After adding a ZED_Rig_mono or ZED_Rig_Stereo to the Hierarchy view, click on it to access the parameters of the ZED Manager script in the Inspector window.


  • Resolution: Video mode of the ZED camera. Higher resolutions result in lower FPS. See Video Modes.
  • Depth mode: Depth quality mode. PERFORMANCE mode is recommended. See Depth Modes.

Motion Tracking

  • Enable Tracking: If positional tracking is enabled, the virtual rig automatically moves to match the real-world movement of the device using its own input (no need for an external tracker). This allows you to place virtual objects in the scene and make sure they keep their real-world position while you move. Disable this option when using external sensors for tracking. See Positional Tracking.
  • Enable Spatial Memory: Enable spatial memory to correct drift during tracking. There can be small pose jumps when a correction is required. See Spatial Memory.
  • Path Spatial Memory: Path to the file that will be loaded and/or saved by the Spatial Memory. Loading an existing file will allow absolute localization in an environment. Leaving blank will not save an area file at the end of a tracking session.


  • Video Overlay: Overlay real-world video with virtual elements rendered by the ZED Rig camera (for AR/MR).
  • Camera Brightness: Control image brightness. Use this to darken the real-world video without affecting virtual objects.
  • AR Post-processing: Enable post-processing of the virtual layer to match the real camera characteristics.
  • Rendering Path: Select Forward or Deferred rendering path. Use Forward for better performance in MR.
  • Camera Control: Open control panel to adjust Camera Settings.

Advanced Settings

  • ZED Plugin Layers: The plugin uses four layers to make sure that its in-game cameras can only see images it’s supposed to. For example, the left Unity camera should not see the plane that displays the feed from the ZED’s right camera. You can change the layers the plugin uses here in case you are already using the default layers for something else.
  • Show Final AR Rig: In pass-through AR mode, the plugin uses a second, hidden AR rig to make final adjustments to the image before it’s sent to the headset. It’s hidden by default because it can be quite confusing to see, but this setting lets advanced users observe and modify this rig.
  • Fade In At Start: Disable to remove the fade-in effect you see when the ZED is first connected.
  • Don’t Destroy On Load: Enable to set the ZED rig’s DontDestroyOnLoad value, which will prevent its destruction when you change scenes.

Using SVO files

During application development, it can be easier to work with a recorded video instead of a live video feed. In Unity, you can record and read SVO files by selecting ZED_Rig_Mono or ZED_Rig_Stereo in the Hierarchy panel, then Add Component > SVO Manager in the Inspector panel.

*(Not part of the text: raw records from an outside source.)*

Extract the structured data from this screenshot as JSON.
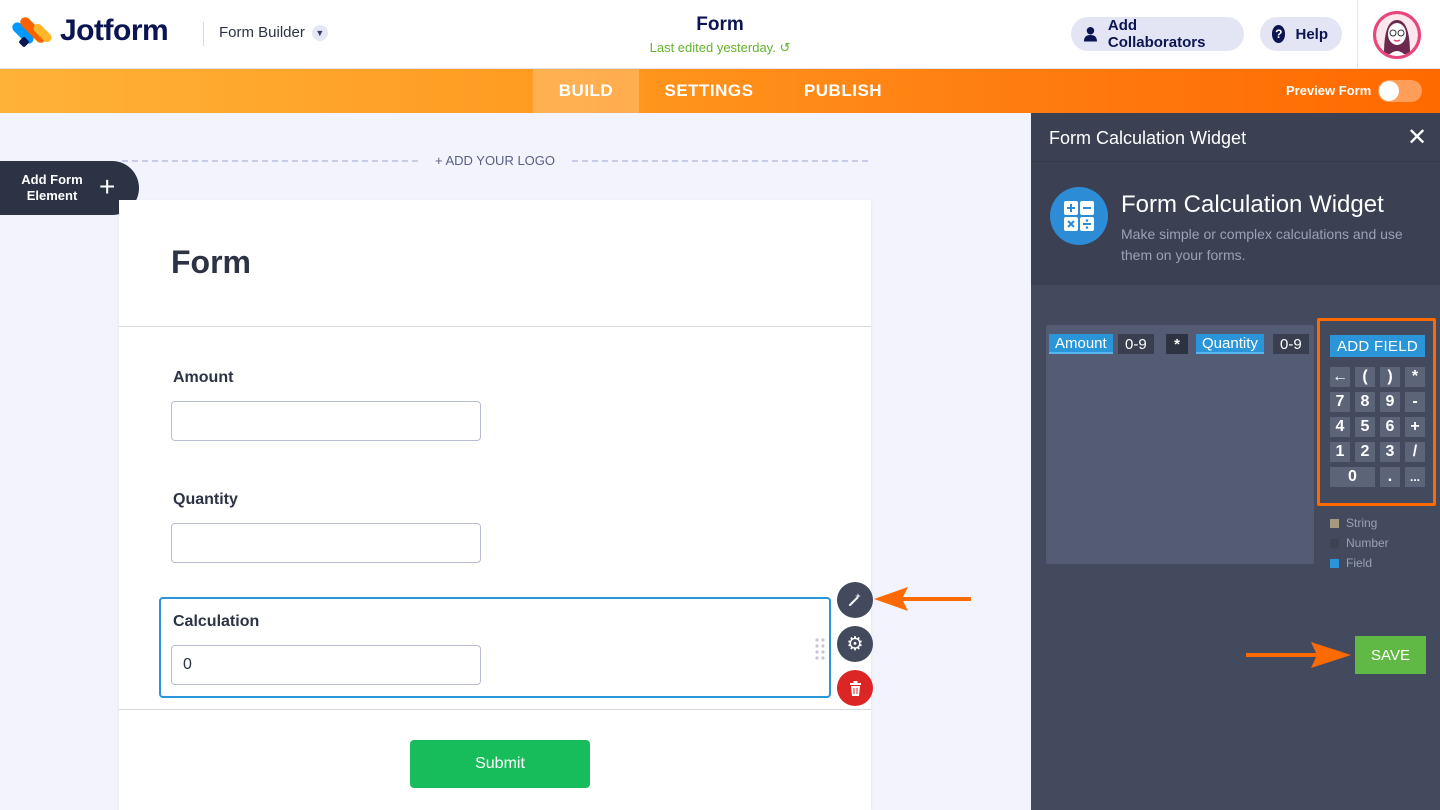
{
  "header": {
    "brand": "Jotform",
    "builder_label": "Form Builder",
    "form_title": "Form",
    "last_edited": "Last edited yesterday.",
    "collaborators_label": "Add Collaborators",
    "help_label": "Help"
  },
  "tabs": [
    {
      "label": "BUILD",
      "active": true
    },
    {
      "label": "SETTINGS",
      "active": false
    },
    {
      "label": "PUBLISH",
      "active": false
    }
  ],
  "preview_label": "Preview Form",
  "preview_on": false,
  "canvas": {
    "add_logo": "+ ADD YOUR LOGO",
    "add_element": "Add Form Element"
  },
  "form": {
    "heading": "Form",
    "fields": [
      {
        "label": "Amount",
        "value": ""
      },
      {
        "label": "Quantity",
        "value": ""
      },
      {
        "label": "Calculation",
        "value": "0"
      }
    ],
    "submit_label": "Submit"
  },
  "panel": {
    "header_title": "Form Calculation Widget",
    "widget_title": "Form Calculation Widget",
    "widget_desc": "Make simple or complex calculations and use them on your forms.",
    "formula": [
      {
        "type": "field",
        "text": "Amount"
      },
      {
        "type": "num",
        "text": "0-9"
      },
      {
        "type": "op",
        "text": "*"
      },
      {
        "type": "field",
        "text": "Quantity"
      },
      {
        "type": "num",
        "text": "0-9"
      }
    ],
    "add_field_label": "ADD FIELD",
    "keys": [
      [
        "←",
        "(",
        ")",
        "*"
      ],
      [
        "7",
        "8",
        "9",
        "-"
      ],
      [
        "4",
        "5",
        "6",
        "+"
      ],
      [
        "1",
        "2",
        "3",
        "/"
      ],
      [
        "0",
        ".",
        "..."
      ]
    ],
    "legend": [
      {
        "label": "String",
        "color": "#a79882"
      },
      {
        "label": "Number",
        "color": "#3d4352"
      },
      {
        "label": "Field",
        "color": "#2a95d8"
      }
    ],
    "save_label": "SAVE"
  },
  "colors": {
    "accent_orange": "#ff6a00",
    "field_blue": "#2a95d8",
    "save_green": "#5fb944",
    "submit_green": "#18bd5b"
  }
}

  • Record: If enabled, will start recording an SVO file when the ZED is first connected until the ZZED becomes disconnected. Can’t be enabled when Read is enabled.
  • Read:: If enabled, will play the SVO file and use it as input instead of any physical ZED’s connected to your PC.
  • Loop: Causes the SVO file to start over once it reaches the end. Tracking is not supported when this is enabled.
  • Compression Mode: If recording, this defines what kind of compression is used on the file. Note that uncompressed SVO files are extremely large (multiple gigabytes per minute).
  • Realtime Playback: If enabled when Reading an SVO, the time between each frame is defined by the timestamps recorded onto each frame. Otherwise, each frame is played at the normal rate defined by the resolution (ex. 60fps for 720). This mainly affects dropped frames: When enabled, dropped frames will cause a slight pause. When disabled, dropped frames will cause a “jump.”